Bengals head coach Marvin Lewis is banking on more playoff experience meaning his team doesn't have to be a prisoner of experience. So he figures he doesn't have to say a word about last year's same-Bat-Time-Same-Bat-Channel matchup with the Texans on Saturday (4:30 p.m.-Cincinnati's Channel 5) in Houston.
A total of two-thirds of the 53-player roster (36) enters the Houston game with NFL playoff experience. That's eight more than last year, so Lewis doesn't think he has to go rah-rah over last year's 31-10 loss at Reliant Stadium.
"I don't have to use any of it," Lewis said Monday. "The guys remember and that's why they've fought the way they've fought this year. Any professional that does anything remembers their last experience and that's been there throughout the start of our season this year. You're not going to keep squeezing more blood out of that turnip."

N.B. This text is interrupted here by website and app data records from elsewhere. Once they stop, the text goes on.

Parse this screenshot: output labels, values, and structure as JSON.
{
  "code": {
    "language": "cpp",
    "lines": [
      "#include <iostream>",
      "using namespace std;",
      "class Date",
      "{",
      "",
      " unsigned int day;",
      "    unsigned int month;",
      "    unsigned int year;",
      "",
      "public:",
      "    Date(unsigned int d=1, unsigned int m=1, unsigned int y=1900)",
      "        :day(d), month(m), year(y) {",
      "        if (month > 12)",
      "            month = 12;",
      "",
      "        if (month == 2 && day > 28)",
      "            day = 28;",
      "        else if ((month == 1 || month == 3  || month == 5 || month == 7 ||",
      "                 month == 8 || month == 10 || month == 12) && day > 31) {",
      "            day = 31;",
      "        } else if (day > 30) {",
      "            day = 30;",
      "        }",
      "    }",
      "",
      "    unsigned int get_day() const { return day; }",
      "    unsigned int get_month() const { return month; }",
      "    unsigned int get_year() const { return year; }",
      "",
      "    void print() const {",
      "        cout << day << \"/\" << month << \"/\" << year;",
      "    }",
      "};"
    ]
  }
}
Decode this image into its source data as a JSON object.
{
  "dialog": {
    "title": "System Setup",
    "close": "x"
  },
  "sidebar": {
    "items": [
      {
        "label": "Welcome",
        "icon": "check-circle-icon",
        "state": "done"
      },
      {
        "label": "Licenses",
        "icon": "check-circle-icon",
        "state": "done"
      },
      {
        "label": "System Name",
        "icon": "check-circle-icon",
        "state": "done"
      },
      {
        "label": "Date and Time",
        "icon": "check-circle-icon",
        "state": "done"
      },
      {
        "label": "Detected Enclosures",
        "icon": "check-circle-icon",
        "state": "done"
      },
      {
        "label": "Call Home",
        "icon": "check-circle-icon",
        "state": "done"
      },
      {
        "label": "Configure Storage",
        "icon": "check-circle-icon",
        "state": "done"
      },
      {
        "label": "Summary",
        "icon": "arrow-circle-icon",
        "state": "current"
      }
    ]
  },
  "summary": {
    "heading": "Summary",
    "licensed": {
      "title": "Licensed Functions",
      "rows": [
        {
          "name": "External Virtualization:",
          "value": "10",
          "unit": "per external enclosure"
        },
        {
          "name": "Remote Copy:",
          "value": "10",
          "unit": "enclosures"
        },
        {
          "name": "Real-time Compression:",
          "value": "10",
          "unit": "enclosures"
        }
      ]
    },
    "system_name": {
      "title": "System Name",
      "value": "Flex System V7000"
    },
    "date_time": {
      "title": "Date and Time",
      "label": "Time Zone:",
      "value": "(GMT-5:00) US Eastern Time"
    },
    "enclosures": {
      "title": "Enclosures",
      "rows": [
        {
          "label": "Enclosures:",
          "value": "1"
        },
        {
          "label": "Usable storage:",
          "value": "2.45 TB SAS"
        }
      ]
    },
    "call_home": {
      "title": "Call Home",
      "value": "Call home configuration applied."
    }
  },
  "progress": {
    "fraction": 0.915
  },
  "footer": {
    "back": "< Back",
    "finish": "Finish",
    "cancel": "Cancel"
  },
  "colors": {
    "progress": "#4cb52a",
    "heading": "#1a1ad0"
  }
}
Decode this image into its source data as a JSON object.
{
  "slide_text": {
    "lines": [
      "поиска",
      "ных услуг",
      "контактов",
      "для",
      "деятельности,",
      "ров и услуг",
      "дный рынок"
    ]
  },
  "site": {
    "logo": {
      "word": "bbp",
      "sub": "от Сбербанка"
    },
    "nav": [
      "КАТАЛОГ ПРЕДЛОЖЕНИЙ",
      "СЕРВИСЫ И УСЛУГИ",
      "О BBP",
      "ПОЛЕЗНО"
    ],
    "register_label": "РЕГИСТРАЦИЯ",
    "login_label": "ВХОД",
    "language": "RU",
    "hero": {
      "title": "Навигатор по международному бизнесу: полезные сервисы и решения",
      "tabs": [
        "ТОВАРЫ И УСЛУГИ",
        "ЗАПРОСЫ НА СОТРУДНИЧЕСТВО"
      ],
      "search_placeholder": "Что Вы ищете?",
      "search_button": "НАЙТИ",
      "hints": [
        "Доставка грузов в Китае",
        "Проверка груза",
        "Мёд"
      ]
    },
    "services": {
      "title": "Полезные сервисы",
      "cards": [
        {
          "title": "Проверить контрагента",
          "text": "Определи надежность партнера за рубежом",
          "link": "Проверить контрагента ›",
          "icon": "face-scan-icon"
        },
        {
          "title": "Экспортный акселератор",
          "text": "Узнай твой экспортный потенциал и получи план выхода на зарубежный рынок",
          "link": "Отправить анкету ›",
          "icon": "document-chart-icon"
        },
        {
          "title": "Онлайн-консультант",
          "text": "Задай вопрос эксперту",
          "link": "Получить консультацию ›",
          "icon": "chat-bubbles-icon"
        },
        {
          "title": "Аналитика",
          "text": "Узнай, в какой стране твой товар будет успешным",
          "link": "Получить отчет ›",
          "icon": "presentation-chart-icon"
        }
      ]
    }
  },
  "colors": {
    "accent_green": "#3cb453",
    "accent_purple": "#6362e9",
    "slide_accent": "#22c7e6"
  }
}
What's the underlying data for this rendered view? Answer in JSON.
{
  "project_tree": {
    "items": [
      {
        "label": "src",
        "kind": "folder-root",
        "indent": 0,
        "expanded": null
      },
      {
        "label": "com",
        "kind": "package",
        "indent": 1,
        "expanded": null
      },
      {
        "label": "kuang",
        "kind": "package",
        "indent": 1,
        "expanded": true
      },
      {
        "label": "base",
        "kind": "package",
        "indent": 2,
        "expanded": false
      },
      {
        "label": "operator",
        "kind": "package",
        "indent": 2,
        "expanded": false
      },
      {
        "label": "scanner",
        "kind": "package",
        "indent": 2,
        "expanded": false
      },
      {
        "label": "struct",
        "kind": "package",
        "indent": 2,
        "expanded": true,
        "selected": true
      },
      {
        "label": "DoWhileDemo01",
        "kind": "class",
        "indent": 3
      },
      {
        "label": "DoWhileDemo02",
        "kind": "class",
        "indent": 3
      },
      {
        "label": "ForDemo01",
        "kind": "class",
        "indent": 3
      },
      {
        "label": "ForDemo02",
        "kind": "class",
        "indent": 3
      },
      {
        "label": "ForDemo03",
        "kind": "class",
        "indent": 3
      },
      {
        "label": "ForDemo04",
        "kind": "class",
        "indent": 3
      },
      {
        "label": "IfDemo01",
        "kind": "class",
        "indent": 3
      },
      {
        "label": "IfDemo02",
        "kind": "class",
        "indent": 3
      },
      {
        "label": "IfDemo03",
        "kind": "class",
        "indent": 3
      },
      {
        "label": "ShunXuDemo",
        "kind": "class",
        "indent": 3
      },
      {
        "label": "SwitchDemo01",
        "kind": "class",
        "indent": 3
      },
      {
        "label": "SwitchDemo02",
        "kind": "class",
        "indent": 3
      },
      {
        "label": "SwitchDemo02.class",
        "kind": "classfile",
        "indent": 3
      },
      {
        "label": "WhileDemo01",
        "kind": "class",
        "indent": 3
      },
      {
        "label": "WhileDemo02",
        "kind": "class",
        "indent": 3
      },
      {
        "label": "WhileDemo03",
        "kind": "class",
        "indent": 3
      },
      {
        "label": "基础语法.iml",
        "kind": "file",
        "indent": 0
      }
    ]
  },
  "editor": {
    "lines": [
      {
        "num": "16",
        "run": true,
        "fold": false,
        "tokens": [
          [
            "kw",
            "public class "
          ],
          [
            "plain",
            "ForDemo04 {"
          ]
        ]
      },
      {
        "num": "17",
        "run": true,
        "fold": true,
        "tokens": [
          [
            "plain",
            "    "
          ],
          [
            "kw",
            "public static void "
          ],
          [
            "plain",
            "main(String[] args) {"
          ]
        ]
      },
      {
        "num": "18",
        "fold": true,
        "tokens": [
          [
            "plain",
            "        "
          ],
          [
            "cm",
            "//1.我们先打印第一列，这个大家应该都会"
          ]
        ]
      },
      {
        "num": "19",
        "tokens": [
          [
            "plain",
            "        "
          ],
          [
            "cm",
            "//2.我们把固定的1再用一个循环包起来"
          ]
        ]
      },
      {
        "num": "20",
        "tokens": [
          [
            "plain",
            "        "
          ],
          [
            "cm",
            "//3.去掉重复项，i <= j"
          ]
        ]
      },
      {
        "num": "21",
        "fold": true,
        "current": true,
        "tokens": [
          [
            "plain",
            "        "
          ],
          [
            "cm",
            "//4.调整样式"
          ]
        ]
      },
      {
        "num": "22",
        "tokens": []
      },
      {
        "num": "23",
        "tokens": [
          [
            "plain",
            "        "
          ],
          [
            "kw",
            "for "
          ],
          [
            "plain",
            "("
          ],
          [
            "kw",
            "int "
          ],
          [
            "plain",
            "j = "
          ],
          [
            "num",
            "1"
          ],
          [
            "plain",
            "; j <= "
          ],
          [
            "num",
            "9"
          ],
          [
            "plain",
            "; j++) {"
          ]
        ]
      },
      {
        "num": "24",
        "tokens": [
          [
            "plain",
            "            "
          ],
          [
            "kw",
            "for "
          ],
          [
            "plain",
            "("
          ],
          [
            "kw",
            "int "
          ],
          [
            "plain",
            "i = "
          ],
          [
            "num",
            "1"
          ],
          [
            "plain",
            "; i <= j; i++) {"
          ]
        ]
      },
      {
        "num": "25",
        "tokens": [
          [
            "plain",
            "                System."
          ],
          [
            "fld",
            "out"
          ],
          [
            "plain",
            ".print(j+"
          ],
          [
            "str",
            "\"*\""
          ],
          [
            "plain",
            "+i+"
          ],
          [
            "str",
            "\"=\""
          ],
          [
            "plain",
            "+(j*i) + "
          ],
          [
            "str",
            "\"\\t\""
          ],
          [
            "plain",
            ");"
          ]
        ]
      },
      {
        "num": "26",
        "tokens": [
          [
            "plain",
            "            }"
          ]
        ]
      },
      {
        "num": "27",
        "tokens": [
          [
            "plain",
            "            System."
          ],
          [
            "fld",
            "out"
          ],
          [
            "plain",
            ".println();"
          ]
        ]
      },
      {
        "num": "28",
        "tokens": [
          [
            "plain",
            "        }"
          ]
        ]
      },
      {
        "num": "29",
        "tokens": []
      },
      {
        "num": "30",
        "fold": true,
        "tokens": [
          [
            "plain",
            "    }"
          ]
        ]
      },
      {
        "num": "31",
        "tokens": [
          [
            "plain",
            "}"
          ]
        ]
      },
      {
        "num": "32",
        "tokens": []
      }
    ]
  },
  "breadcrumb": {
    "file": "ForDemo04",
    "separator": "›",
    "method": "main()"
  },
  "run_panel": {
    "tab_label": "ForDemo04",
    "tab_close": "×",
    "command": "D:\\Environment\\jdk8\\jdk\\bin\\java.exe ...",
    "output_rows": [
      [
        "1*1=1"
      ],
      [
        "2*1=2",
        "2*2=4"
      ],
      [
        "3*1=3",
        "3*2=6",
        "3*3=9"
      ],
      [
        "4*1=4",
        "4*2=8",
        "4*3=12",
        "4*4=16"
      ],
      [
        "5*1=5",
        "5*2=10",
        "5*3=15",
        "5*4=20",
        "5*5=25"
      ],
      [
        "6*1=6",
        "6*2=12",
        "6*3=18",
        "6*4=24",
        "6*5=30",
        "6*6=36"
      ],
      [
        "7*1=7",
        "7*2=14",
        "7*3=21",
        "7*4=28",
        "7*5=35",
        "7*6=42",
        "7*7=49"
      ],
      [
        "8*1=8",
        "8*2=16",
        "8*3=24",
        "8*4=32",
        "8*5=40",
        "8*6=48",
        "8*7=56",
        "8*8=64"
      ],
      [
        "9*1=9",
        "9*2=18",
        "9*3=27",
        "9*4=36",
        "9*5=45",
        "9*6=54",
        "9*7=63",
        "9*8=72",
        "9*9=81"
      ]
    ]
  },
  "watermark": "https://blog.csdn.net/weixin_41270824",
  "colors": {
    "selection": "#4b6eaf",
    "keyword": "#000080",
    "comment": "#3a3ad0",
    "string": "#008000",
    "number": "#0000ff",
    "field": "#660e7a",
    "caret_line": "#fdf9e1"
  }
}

Lewis took a break from his preparation Monday to speak briefly via conference call with reporters that cover the club, where last year was a popular topic. As every Cincinnati school kid knows, the game changed when Texans defensive lineman J.J. Watt plucked an Andy Dalton pass off the line scrimmage with 52 seconds left in the first half and went 29 yards for a touchdown that broke a 10-10 tie.
"There were a lot of plays after that play that mattered, but that was a big play for them," Lewis said. "We had some momentum going and an opportunity to score right before halftime. Any time you have a chance to score points and you give up points the other way, that swing stings a little bit. But there was a lot of football left to play and we didn't overcome it and we never got back in it."
A lot of that was because the Texans raced 5.4 yards per their 35 carries. The postcard Bengaldom took into the offseason was of running back Arian Foster stiffarming the secondary for a 42-yard touchdown run with 5:15 left for the final score. Safety Chris Crocker was one of the prominent victims, but he's also symbolic of how this defense bears no resemblance to the one that arrived in Houston last year.
Crocker, with a knee injury, and middle linebacker Rey Maualuga, with an ankle injury, were limping. One of the team's top run stoppers, tackle Pat Sims, was out (ankle). But Crocker, Maualuga and Sims have all been key figures in a furious last eight games the Bengals allowed just 97 yards per game on the ground. Meanwhile, the Bengals pass rush, anchored by Pro Bowl tackle Geno Atkins, has matured with a total of 51 sacks, second-most in the NFL.
And the corners? The Bengals allowed just two TD passes in December and haven't allowed one longer than 27 yards since Oct. 14, a huge key against a Texans offense that lives off big throws to Pro Bowl wide receiver Andre Johnson, like the 40-yard touchdown he got against the Bengals in last year's Wild Card game.
But Crocker, who may be dinged again with a quad injury that took him out of Sunday's win against the Ravens in the first quarter, is starting from scratch and isn't thinking about last January.
"I'd rather not even say. I'd like to keep it to myself and let it play out," Crocker said after Sunday's game. "I don't want to make this week about how we're so much a different team than last year, whatever. Let's just play. Let's not really talk. For me, that's how I'm approaching this game. It wasn't nice. I'm not trying to re-live it until you just brought it up. It's one of those things; I didn't have my best day. That's 360 and some days ago."
Crocker, one of 15 Bengals active in three of the last four postseason runs, is also one of 34 players with the team last year in Houston. And you can add cornerback Jason Allen since he played for the Texans that day. With his top offensive players enduring the playoff din of Reliant, Lewis likes his team's experience even if it is young in age.
"Some of the core offensive skill players played in the game last year. We've got a tight end (Orson Charles) and receiver (Marvin Jones) who didn't, and an offensive guard (Kevin Zeitler) and center (Trevor Robinson) who didn't," Lewis said. "But for the most part offensively, we're in a little better shape that way."
And on defense, except for WILL rookie backer Vontaze Burfict and rookie nickel backer Emmanuel Lamur, Lewis has either returners, or a new veteran like cornerback Terence Newman that had five playoff starts for the Cowboys for Cincinnati's second-most playoff appearances.
Kicker Josh Brown, who signed Dec. 6, leads the team with nine postseason games with Seattle from 2003-07. Running back BenJarvus Green-Ellis is third, with four games for New England from 2008-11.
Experience or no experience, a sure sign that the 4-1 December has vanished is that Lewis is no longer talking about momentum.
"Momentum finished yesterday. It's what you do now that counts. We get no points for what we did at the end of the season," Lewis said. "We earned a spot to go into this and we're one of 12 teams now. We have to go back and get ready to go. We've got to play better than we played and we have to have the sense of urgency, the sense to finish, the resiliency that we've had throughout the second half of the year. That's the only thing we have."
Four starters haven't taken a playoff snap, second-year left guard Clint Boling and rookie right guard Kevin Zeitler, along with Burfict and Marvin Jones.